Not MY Demo, Part 2: 'Sex and the City'
Hell to the No!
I’ll admit — I was one of the giddy groups of females who went arm-in-arm-in-arm-in-arm to see Sex and the City last weekend. Right before going, I read two reviews of the film, and then almost immediately wished I’d read neither, both illustrating what to me seemed like valid, though wildly divergent, opinions. (“It’s sexy and fun!” “It’s sexist and shrill!”)
I walked out… confused. I honestly didn’t hate the film at first, though after talking it over with a gal pal who loathed it and pointed me towards this, my dislike of the film increased dramatically. (Warning: Spoilers ahead; if you don’t want to read them, skip to the next paragraph.) Every character seemed cast in a Jello-tin mold (with the possible exception of Candice Bergen. pictured, in another resigned-yet-lovable mommy-esque role). The Vogue shoot was nauseating. Carrie’s behavior towards Mr. Big when he got cold feet was, I thought, beyond parodic vis-a-vis the “expected” feminine reaction — shallow, weak, hysterical. (Beating Big up with a bouquet of flowers? Where was her parasol?)

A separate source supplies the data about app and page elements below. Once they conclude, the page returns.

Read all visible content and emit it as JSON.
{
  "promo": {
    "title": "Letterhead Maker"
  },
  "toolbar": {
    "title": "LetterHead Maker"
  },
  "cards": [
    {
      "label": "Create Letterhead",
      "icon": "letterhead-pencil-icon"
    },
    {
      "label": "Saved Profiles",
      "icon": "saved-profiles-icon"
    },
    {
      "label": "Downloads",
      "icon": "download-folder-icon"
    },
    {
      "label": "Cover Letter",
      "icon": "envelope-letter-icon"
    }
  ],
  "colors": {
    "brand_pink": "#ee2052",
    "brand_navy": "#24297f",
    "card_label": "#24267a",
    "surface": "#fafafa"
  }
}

As a native New Yorker whose parents got hitched at City Hall (and not because the New York library was booked), I totally get where Dodai is coming from: “I used to roll my eyes at the women wobbling on heels as they navigated the litter of soda cans and condoms on downtown streets. Real New York women need to be mobile. Real New York women never know when they might have to run for their lives.” And this point: where are movies about “ethnic diversity, genuine soul-searching, “Big” questions — not about men, but about women. About our changing role in society, about our continued second-class citizen status… Especially this year, election year, when the focus on looks, cosmetics and cleavage became politically correct.”
addCredit(“Candice Bergen: Everett Collection”)
Now that the dust is settling: What did you honestly think of SATC? I know, I know —it’s entertainment, it’s supposed to be light, it doesn’t need to hewto reality. Yet walking out of that theater into the bright andunforgiving light of day, feeling very VUP in my nondesigner jeans,mealy T-shirt, and sneaks, my wallet noticeably lighter in my pocketafter blowing $15 bucks at the concession stand, I felt it impossibleto turn reality off. A quick check of my closet substantiatesthis. (Carrie’s Big-ified closet is the size of my current apartment, Ikid you not.)
Sour grapes? Perhaps. What do you think? Is there something that canbe said about the times we live in, that a movie about findinghappiness is pegged so clearly to material things? Or is such a filmworth seeing based on its entertainment value alone?
Hell to the No!